## [DIRECTIONS]
Set down each entry below exactly as it stands.

## [RAW DATA]
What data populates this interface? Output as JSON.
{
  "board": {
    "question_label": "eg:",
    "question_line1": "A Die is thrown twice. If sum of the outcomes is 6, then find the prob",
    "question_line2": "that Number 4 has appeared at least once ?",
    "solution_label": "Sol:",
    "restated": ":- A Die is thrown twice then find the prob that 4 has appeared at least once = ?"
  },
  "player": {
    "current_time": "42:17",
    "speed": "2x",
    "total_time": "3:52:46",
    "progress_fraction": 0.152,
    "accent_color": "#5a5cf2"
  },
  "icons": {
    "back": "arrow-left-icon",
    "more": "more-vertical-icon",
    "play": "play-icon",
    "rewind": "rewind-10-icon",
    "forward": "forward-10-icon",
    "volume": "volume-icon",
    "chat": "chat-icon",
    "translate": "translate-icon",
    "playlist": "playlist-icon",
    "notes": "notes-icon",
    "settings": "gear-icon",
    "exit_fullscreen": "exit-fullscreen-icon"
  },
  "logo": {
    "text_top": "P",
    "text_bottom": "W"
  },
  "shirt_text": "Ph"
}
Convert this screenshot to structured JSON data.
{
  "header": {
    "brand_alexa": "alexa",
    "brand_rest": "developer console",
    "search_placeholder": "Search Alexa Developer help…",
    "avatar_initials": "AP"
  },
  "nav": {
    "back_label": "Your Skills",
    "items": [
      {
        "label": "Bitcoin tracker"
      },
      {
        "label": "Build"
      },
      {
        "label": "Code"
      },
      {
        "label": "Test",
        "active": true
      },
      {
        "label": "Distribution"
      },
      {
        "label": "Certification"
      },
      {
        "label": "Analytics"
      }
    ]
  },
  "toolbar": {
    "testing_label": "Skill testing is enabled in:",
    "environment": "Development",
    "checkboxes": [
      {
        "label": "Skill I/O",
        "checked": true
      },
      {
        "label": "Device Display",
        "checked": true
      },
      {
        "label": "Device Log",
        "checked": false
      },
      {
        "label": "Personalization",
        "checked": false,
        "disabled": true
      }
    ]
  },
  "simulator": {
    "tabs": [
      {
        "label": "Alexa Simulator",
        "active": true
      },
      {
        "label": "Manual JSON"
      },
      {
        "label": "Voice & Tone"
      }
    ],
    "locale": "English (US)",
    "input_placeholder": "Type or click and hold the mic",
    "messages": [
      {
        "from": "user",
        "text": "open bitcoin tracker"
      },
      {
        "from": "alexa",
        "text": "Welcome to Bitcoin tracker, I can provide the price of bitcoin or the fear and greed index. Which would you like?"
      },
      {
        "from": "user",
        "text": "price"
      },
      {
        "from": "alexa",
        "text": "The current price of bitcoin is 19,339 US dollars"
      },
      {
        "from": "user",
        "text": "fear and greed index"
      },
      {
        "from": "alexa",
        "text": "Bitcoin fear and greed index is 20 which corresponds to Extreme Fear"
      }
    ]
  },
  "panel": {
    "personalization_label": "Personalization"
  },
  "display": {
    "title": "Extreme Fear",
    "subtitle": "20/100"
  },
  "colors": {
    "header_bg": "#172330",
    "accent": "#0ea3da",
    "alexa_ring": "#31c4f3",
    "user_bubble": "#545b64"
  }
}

## [ANSWER FOR THE TASK]
What data populates this interface? Output as JSON.
{
  "board": {
    "question_label": "eg:",
    "question_line1": "A Die is thrown twice. If sum of the outcomes is 6, then find the prob",
    "question_line2": "that Number 4 has appeared at least once ?",
    "solution_label": "Sol:",
    "restated": ":- A Die is thrown twice then find the prob that 4 has appeared at least once = ?"
  },
  "player": {
    "current_time": "42:17",
    "speed": "2x",
    "total_time": "3:52:46",
    "progress_fraction": 0.152,
    "accent_color": "#5a5cf2"
  },
  "icons": {
    "back": "arrow-left-icon",
    "more": "more-vertical-icon",
    "play": "play-icon",
    "rewind": "rewind-10-icon",
    "forward": "forward-10-icon",
    "volume": "volume-icon",
    "chat": "chat-icon",
    "translate": "translate-icon",
    "playlist": "playlist-icon",
    "notes": "notes-icon",
    "settings": "gear-icon",
    "exit_fullscreen": "exit-fullscreen-icon"
  },
  "logo": {
    "text_top": "P",
    "text_bottom": "W"
  },
  "shirt_text": "Ph"
}
Convert this screenshot to structured JSON data.
{
  "header": {
    "brand_alexa": "alexa",
    "brand_rest": "developer console",
    "search_placeholder": "Search Alexa Developer help…",
    "avatar_initials": "AP"
  },
  "nav": {
    "back_label": "Your Skills",
    "items": [
      {
        "label": "Bitcoin tracker"
      },
      {
        "label": "Build"
      },
      {
        "label": "Code"
      },
      {
        "label": "Test",
        "active": true
      },
      {
        "label": "Distribution"
      },
      {
        "label": "Certification"
      },
      {
        "label": "Analytics"
      }
    ]
  },
  "toolbar": {
    "testing_label": "Skill testing is enabled in:",
    "environment": "Development",
    "checkboxes": [
      {
        "label": "Skill I/O",
        "checked": true
      },
      {
        "label": "Device Display",
        "checked": true
      },
      {
        "label": "Device Log",
        "checked": false
      },
      {
        "label": "Personalization",
        "checked": false,
        "disabled": true
      }
    ]
  },
  "simulator": {
    "tabs": [
      {
        "label": "Alexa Simulator",
        "active": true
      },
      {
        "label": "Manual JSON"
      },
      {
        "label": "Voice & Tone"
      }
    ],
    "locale": "English (US)",
    "input_placeholder": "Type or click and hold the mic",
    "messages": [
      {
        "from": "user",
        "text": "open bitcoin tracker"
      },
      {
        "from": "alexa",
        "text": "Welcome to Bitcoin tracker, I can provide the price of bitcoin or the fear and greed index. Which would you like?"
      },
      {
        "from": "user",
        "text": "price"
      },
      {
        "from": "alexa",
        "text": "The current price of bitcoin is 19,339 US dollars"
      },
      {
        "from": "user",
        "text": "fear and greed index"
      },
      {
        "from": "alexa",
        "text": "Bitcoin fear and greed index is 20 which corresponds to Extreme Fear"
      }
    ]
  },
  "panel": {
    "personalization_label": "Personalization"
  },
  "display": {
    "title": "Extreme Fear",
    "subtitle": "20/100"
  },
  "colors": {
    "header_bg": "#172330",
    "accent": "#0ea3da",
    "alexa_ring": "#31c4f3",
    "user_bubble": "#545b64"
  }
}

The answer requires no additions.